### Task input
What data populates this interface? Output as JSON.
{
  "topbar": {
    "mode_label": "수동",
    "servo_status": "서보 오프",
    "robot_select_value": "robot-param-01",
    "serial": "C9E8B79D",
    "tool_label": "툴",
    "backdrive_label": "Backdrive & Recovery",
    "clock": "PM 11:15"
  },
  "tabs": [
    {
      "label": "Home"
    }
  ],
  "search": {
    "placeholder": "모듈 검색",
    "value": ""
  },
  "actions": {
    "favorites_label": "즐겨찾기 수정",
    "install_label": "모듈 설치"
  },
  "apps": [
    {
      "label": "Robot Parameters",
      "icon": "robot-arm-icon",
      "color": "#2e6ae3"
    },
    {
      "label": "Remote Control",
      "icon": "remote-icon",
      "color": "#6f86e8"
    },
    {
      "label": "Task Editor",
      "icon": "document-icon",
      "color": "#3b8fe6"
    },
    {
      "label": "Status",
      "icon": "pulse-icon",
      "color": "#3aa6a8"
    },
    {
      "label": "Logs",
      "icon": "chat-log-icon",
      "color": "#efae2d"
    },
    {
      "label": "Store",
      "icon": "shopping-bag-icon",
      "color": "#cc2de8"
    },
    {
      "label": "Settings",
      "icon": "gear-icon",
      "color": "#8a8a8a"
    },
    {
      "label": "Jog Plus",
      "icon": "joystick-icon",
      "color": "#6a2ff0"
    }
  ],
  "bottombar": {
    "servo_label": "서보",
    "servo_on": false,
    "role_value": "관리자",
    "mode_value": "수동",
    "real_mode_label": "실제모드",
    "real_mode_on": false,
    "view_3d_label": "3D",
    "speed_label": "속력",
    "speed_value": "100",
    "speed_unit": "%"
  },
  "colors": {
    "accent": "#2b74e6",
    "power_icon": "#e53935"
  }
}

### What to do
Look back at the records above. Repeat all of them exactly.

### Answer to the exercise
What data populates this interface? Output as JSON.
{
  "topbar": {
    "mode_label": "수동",
    "servo_status": "서보 오프",
    "robot_select_value": "robot-param-01",
    "serial": "C9E8B79D",
    "tool_label": "툴",
    "backdrive_label": "Backdrive & Recovery",
    "clock": "PM 11:15"
  },
  "tabs": [
    {
      "label": "Home"
    }
  ],
  "search": {
    "placeholder": "모듈 검색",
    "value": ""
  },
  "actions": {
    "favorites_label": "즐겨찾기 수정",
    "install_label": "모듈 설치"
  },
  "apps": [
    {
      "label": "Robot Parameters",
      "icon": "robot-arm-icon",
      "color": "#2e6ae3"
    },
    {
      "label": "Remote Control",
      "icon": "remote-icon",
      "color": "#6f86e8"
    },
    {
      "label": "Task Editor",
      "icon": "document-icon",
      "color": "#3b8fe6"
    },
    {
      "label": "Status",
      "icon": "pulse-icon",
      "color": "#3aa6a8"
    },
    {
      "label": "Logs",
      "icon": "chat-log-icon",
      "color": "#efae2d"
    },
    {
      "label": "Store",
      "icon": "shopping-bag-icon",
      "color": "#cc2de8"
    },
    {
      "label": "Settings",
      "icon": "gear-icon",
      "color": "#8a8a8a"
    },
    {
      "label": "Jog Plus",
      "icon": "joystick-icon",
      "color": "#6a2ff0"
    }
  ],
  "bottombar": {
    "servo_label": "서보",
    "servo_on": false,
    "role_value": "관리자",
    "mode_value": "수동",
    "real_mode_label": "실제모드",
    "real_mode_on": false,
    "view_3d_label": "3D",
    "speed_label": "속력",
    "speed_value": "100",
    "speed_unit": "%"
  },
  "colors": {
    "accent": "#2b74e6",
    "power_icon": "#e53935"
  }
}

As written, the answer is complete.